Q: I read that beet juice is good for your health and heart. I have high blood pressure and take losartan and metoprolol to control it. I also had three stents inserted in my arteries almost four years ago.
I started to drink small amounts of beet juice in February. Within two days I had episodes of lightheadedness, vertigo and nausea.
That might have been the result of food poisoning, so I held off drinking more beet juice for several weeks. Three days ago I drank a bit more, and again I had episodes of lightheadedness after a couple of hours.
Is there any possible relation to beet juice?
Most Read Life Stories
- Pickpocketed in Paris: Travel guru Rick Steves learns a lesson | Rick Steves' Europe
- Margaret Hamilton's sister shares her memories as Seattle's seniors celebrate the 50th anniversary of the moon landing
- A travel trailer of one’s own: The historic Sou’wester Lodge on the Washington coast makes a perfect creative retreat VIEW
- How to get yourself and your car to the San Juan Islands: 5 tips for scoring ferry reservations (and what to do if you don’t get one)
- Fine dining at Aelder or a picnic-table supper at Hogstone's Wood Oven? A trip to an Orcas Island destination-restaurant duo
A: Adding beet juice to medications like losartan and metoprolol might have lowered your blood pressure too much. Symptoms of low blood pressure include lightheadedness, dizziness, feeling faint and nausea.

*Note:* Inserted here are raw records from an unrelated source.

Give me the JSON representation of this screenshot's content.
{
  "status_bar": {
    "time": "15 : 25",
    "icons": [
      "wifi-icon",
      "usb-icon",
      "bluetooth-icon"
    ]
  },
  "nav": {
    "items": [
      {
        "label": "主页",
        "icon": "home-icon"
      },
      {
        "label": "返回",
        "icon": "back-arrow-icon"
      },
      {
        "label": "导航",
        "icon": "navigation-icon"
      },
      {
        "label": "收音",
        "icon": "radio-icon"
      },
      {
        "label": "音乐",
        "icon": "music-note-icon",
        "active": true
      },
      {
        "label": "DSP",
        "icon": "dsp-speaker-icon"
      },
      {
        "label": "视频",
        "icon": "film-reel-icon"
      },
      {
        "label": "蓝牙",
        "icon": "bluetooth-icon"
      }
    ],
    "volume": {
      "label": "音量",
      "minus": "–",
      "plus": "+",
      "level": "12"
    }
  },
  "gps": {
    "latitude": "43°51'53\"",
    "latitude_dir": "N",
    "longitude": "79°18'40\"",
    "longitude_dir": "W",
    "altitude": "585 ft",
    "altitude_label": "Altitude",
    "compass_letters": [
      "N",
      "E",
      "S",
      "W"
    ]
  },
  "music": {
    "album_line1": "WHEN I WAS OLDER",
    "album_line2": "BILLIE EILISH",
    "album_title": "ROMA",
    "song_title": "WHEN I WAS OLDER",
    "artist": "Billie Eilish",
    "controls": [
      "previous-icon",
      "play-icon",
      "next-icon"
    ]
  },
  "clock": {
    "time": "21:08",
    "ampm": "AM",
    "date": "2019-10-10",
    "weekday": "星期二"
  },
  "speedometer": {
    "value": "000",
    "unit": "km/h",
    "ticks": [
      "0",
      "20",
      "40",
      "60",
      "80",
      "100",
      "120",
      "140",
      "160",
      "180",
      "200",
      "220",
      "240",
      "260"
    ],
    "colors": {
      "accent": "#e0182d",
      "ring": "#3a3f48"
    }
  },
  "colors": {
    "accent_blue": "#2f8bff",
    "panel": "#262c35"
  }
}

One study discovered that a glass of beet juice lowered systolic blood pressure by over 8 points (Hypertension, February 2015). That’s more than some anti-hypertensive medications.
We would encourage you to measure your blood pressure at home. If it is under good control with the medications you are taking, your doctor may advise you to avoid beet juice.

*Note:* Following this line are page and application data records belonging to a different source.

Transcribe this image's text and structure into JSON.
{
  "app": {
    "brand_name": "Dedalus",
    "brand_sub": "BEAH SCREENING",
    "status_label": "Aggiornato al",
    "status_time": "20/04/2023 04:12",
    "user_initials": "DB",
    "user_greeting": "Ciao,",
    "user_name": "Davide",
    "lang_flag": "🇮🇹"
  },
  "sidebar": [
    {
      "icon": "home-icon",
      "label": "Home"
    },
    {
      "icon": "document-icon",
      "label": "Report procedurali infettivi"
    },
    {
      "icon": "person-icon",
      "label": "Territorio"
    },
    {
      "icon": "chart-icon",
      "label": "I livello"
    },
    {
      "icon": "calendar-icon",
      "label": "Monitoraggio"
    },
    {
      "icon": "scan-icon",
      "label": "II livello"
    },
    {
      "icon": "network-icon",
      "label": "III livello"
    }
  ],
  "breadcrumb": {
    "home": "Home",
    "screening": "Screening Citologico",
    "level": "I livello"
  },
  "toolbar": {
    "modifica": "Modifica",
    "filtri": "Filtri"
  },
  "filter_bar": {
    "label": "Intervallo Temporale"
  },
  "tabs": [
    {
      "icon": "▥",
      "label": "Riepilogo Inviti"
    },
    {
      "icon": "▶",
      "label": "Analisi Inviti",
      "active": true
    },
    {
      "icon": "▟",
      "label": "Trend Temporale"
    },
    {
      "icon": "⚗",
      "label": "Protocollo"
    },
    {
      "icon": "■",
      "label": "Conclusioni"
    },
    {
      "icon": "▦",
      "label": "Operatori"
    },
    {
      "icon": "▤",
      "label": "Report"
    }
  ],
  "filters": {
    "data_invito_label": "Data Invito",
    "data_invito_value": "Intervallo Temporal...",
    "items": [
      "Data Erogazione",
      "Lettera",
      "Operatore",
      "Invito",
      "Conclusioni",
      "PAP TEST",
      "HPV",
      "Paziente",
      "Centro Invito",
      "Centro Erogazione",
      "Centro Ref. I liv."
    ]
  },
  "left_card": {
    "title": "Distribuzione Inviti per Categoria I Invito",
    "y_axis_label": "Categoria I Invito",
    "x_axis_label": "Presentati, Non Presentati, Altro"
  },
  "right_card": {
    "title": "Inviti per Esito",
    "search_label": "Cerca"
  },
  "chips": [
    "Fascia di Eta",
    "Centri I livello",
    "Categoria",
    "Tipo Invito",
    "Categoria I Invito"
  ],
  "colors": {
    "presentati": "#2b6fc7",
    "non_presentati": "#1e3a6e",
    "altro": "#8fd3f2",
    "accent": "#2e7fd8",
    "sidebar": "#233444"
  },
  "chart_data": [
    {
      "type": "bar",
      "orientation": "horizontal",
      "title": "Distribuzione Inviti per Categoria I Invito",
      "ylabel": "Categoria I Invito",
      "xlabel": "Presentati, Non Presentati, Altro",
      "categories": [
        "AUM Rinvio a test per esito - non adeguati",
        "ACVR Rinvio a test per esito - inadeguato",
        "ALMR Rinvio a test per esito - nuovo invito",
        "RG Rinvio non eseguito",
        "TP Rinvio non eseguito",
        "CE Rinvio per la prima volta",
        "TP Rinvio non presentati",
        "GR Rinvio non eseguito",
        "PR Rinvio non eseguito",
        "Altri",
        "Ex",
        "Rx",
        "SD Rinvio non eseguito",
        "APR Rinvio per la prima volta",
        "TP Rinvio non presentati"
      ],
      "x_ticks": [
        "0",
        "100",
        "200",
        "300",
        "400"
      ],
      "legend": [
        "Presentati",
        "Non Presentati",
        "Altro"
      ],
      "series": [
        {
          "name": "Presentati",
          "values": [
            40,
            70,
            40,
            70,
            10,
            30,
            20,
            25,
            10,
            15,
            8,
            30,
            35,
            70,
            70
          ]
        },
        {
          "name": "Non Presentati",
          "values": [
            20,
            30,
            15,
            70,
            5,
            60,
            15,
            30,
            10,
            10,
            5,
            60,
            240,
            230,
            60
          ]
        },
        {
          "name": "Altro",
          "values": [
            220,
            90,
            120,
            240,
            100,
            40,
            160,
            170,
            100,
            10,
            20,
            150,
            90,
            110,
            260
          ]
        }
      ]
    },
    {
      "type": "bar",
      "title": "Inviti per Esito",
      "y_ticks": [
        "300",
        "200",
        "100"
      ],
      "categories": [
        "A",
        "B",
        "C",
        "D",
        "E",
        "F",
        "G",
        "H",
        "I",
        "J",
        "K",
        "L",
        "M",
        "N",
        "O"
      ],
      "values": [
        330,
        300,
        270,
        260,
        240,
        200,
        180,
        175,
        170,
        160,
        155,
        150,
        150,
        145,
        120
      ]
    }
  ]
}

Q: I read your column about someone with joint pain in his hips, knees, wrists and spine. I told a colleague I had similar pains. He said he had, too, and that he’d told his physician.
His doctor suggested an over-the-counter glucosamine tablet after each meal. My colleague got the desired relief when he did this.
I tried it too, and my pains have not returned. We recommend glucosamine to anyone who is not allergic to the pills.
A: Glucosamine has been a controversial dietary supplement for arthritis for decades. The Glucosamine/chondroitin Arthritis Intervention Trial (GAIT) concluded that “Glucosamine and chondroitin sulfate alone or in combination did not reduce pain effectively in the overall group of patients with osteoarthritis of the knee” (New England Journal of Medicine, Feb. 23, 2006).
More-recent research has found that a crystalline glucosamine sulfate formulation is equivalent to nonsteroidal anti-inflammatory drugs like ibuprofen and naproxen (Current Medical Research and Opinion, June 2016).
This crystalline form of glucosamine appears to work better than acetaminophen (International Journal of Rheumatic Diseases, online March 23, 2017).
You can learn more about glucosamine and other nondrug approaches to managing arthritis pain in our Guide to Alternatives for Arthritis, at PeoplesPharmacy.com.
Q: I was diagnosed with acid reflux and gastritis. After being on an omeprazole for years, I was determined to get off the drug.
My gastritis worsened when I followed a plant-based diet, until it developed into an ulcer. I quit drinking coffee and began consuming green tea with fresh ginger and fresh turmeric. One month later I have no ulcer, no gastritis, no acid reflux at all. My joints aren’t as achy, either.
A: Ginger is renowned for its ability to ease digestive distress. Turmeric is less frequently used, but research suggests that it acts like acid-suppressing drugs such as cimetidine and ranitidine (Biological & Pharmaceutical Bulletin, December 2005). Both herbs also have anti-inflammatory activity.